Donald Trump attacked Wisconsin governor Scott Walker for failing to raise taxes in order to properly fund schools and roads on Tuesday, in a startling new break from rightwing orthodoxy from the Republican frontrunner.
The comments came after Walker endorsed Trump’s rival, Texas senator, Ted Cruz, in the GOP race.
Walker became a conservative hero for his efforts to crush public sector unions and cut government spending in the Democratic-leaning state in Wisconsin, something that led to an attempted recall of the Wisconsin governor in 2012 and became a national cause célèbre. But, in a radio interview with talkshow host Michael Koolidge on Tuesday, Trump bashed Walker’s administration.
“There’s a $2.2bn deficit and the schools were going begging and everything was going begging because he didn’t want to raise taxes ’cause he was going to run for president,” said Trump. “So instead of raising taxes, he cut back on schools, he cut back on highways, he cut back on a lot of things.”
Trump also added of the Badger State in general: “Wisconsin has a lot of problems, plus there is tremendous hatred … I wouldn’t exactly say that things are running smoothly.”
Walker, who briefly was a presidential candidate and considered a top contender for the GOP nomination, dropped out of the presidential race in September with an unheeded call for Republican rivals to consolidate around an alternative to him. In the interview, Trump said of Walker’s campaign: “We sent him packing like a little boy.”
Trump’s statements come just one week before Wisconsin’s crucial primary.

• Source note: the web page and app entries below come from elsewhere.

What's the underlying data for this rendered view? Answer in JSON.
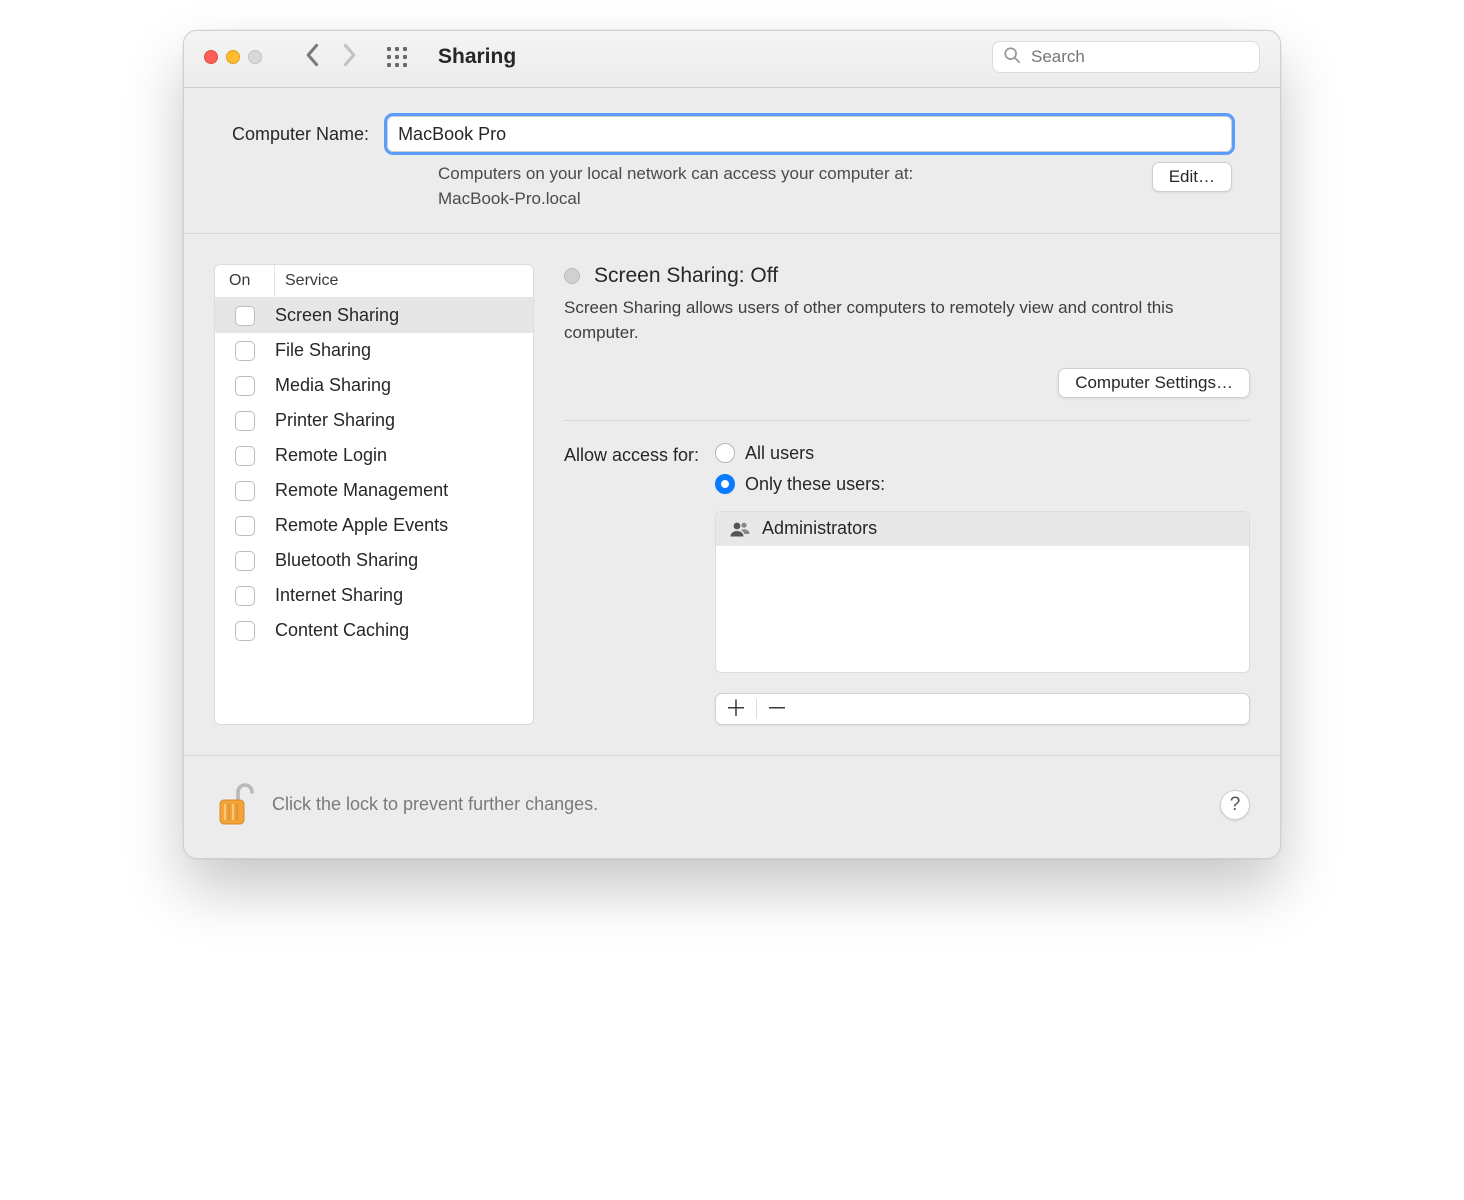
{
  "toolbar": {
    "title": "Sharing",
    "search_placeholder": "Search"
  },
  "computer_name": {
    "label": "Computer Name:",
    "value": "MacBook Pro",
    "access_text_line1": "Computers on your local network can access your computer at:",
    "access_text_line2": "MacBook-Pro.local",
    "edit_label": "Edit…"
  },
  "services": {
    "col_on": "On",
    "col_service": "Service",
    "items": [
      {
        "label": "Screen Sharing",
        "on": false,
        "selected": true
      },
      {
        "label": "File Sharing",
        "on": false,
        "selected": false
      },
      {
        "label": "Media Sharing",
        "on": false,
        "selected": false
      },
      {
        "label": "Printer Sharing",
        "on": false,
        "selected": false
      },
      {
        "label": "Remote Login",
        "on": false,
        "selected": false
      },
      {
        "label": "Remote Management",
        "on": false,
        "selected": false
      },
      {
        "label": "Remote Apple Events",
        "on": false,
        "selected": false
      },
      {
        "label": "Bluetooth Sharing",
        "on": false,
        "selected": false
      },
      {
        "label": "Internet Sharing",
        "on": false,
        "selected": false
      },
      {
        "label": "Content Caching",
        "on": false,
        "selected": false
      }
    ]
  },
  "detail": {
    "status_title": "Screen Sharing: Off",
    "status_desc": "Screen Sharing allows users of other computers to remotely view and control this computer.",
    "computer_settings_label": "Computer Settings…",
    "allow_label": "Allow access for:",
    "radio_all": "All users",
    "radio_only": "Only these users:",
    "selected_radio": "only",
    "users": [
      "Administrators"
    ]
  },
  "footer": {
    "lock_text": "Click the lock to prevent further changes.",
    "help_label": "?"
  }
}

The state, which awards 42 delegates to the Republican National Convention, represents the best opportunity for the frontrunner’s opponents to beat him before the campaign moves to more favorable terrain for Trump in the north-east later in April.
Rod Rosenstein secretly crippled the Mueller investigation: report
According to a report from the New York Times, former Deputy Attorney General Rod Rosenstein had a hand in limiting the scope of special counsel Robert Mueller's investigation into ties between Donald Trump's 2016 campaign and the Russians by secretly curtailing an FBI counterintelligence probe.
The report from Michael Schmidt of the Times begins by stating, "The Justice Department secretly took steps in 2017 to narrow the investigation into Russian election interference and any links to the Trump campaign, according to former law enforcement officials," before adding, "But law enforcement officials never fully investigated Mr. Trump’s own relationship with Russia, even though some career F.B.I. counterintelligence investigators thought his ties posed such a national security threat that they took the extraordinary step of opening an inquiry into them."
‘Meanest and most disrespectful’ senator: Trump lashes out at Kamala Harris in latest presser
At Tuesday's White House press conference, President Donald Trump spent a considerable portion of the time attacking Sen. Kamala Harris (D-CA), who was just announced to be former Vice President Joe Biden's running mate.
Harris, complained Trump, was the "meanest and most disrespectful person in the U.S. Senate." He particularly dwelled on her sharp interrogation of Brett Kavanaugh during his Supreme Court hearings.
Trump also added that she "lied" about a number of issues, claimed repeatedly she wants to raise taxes, said she is for "open borders and sanctuary cities ... which is also protecting a large number of criminals," and that she would destroy the Second Amendment.
California bill to establish nation’s second public bank applauded as ‘historic challenge to Wall Street domination’
"If California is serious about addressing racial and income inequities, we must create a banking system that centers people not profits."
In a move advocacy groups celebrated as a "historic challenge to Wall Street domination of municipal finances," a pair of California state lawmakers on Thursday unveiled legislation that would establish the nation's second publicly-owned bank and empower the institution to lend to businesses and local governments fighting to stay afloat amid the Covid-19 pandemic.